Source records:
■ ■ ■ ■ ■

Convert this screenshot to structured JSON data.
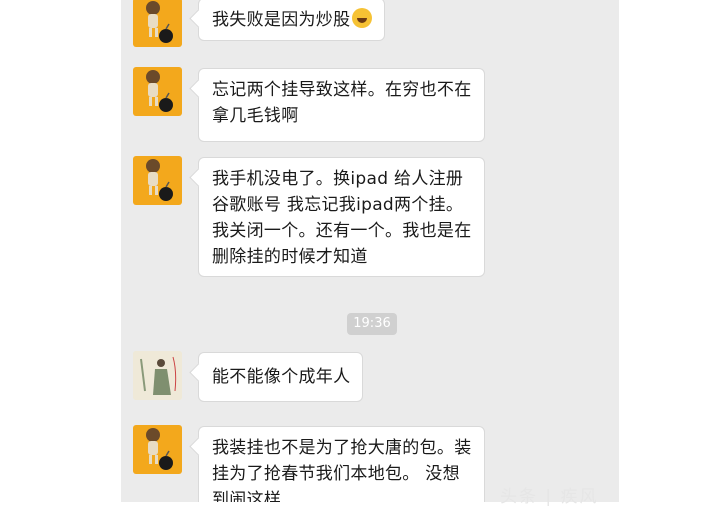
{
  "messages": [
    {
      "avatar": "monk-bomb-avatar",
      "lines": [
        "我失败是因为炒股"
      ],
      "emoji": "laughing-crying-emoji"
    },
    {
      "avatar": "monk-bomb-avatar",
      "lines": [
        "忘记两个挂导致这样。在穷也不在",
        "拿几毛钱啊"
      ]
    },
    {
      "avatar": "monk-bomb-avatar",
      "lines": [
        "我手机没电了。换ipad 给人注册",
        "谷歌账号 我忘记我ipad两个挂。",
        "我关闭一个。还有一个。我也是在",
        "删除挂的时候才知道"
      ]
    },
    {
      "avatar": "painting-figure-avatar",
      "lines": [
        "能不能像个成年人"
      ]
    },
    {
      "avatar": "monk-bomb-avatar",
      "lines": [
        "我装挂也不是为了抢大唐的包。装",
        "挂为了抢春节我们本地包。 没想",
        "到闹这样"
      ]
    }
  ],
  "timestamp": "19:36",
  "watermark": "头条 | 疾风"
}
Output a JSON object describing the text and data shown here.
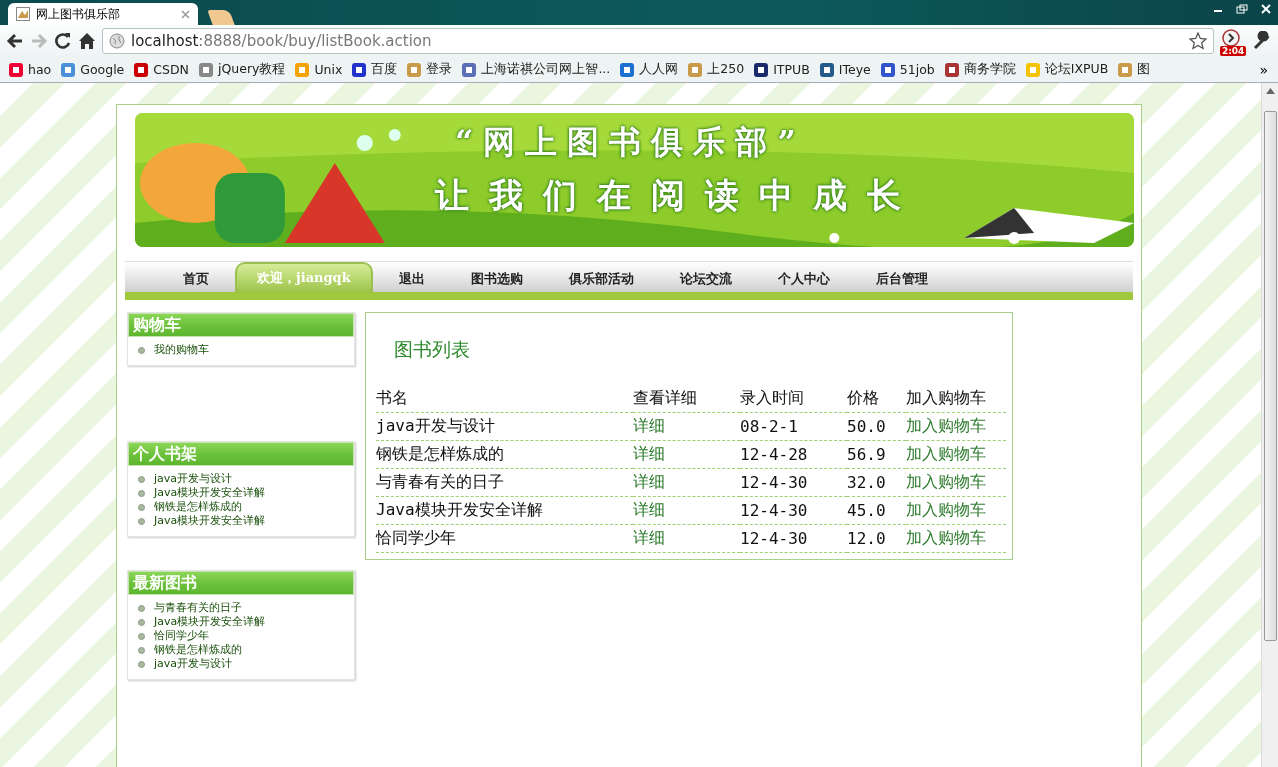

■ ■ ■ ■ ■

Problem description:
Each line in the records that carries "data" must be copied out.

Exercise solution:
Convert this screenshot to structured JSON data.
Output a JSON object describing the text and data shown here.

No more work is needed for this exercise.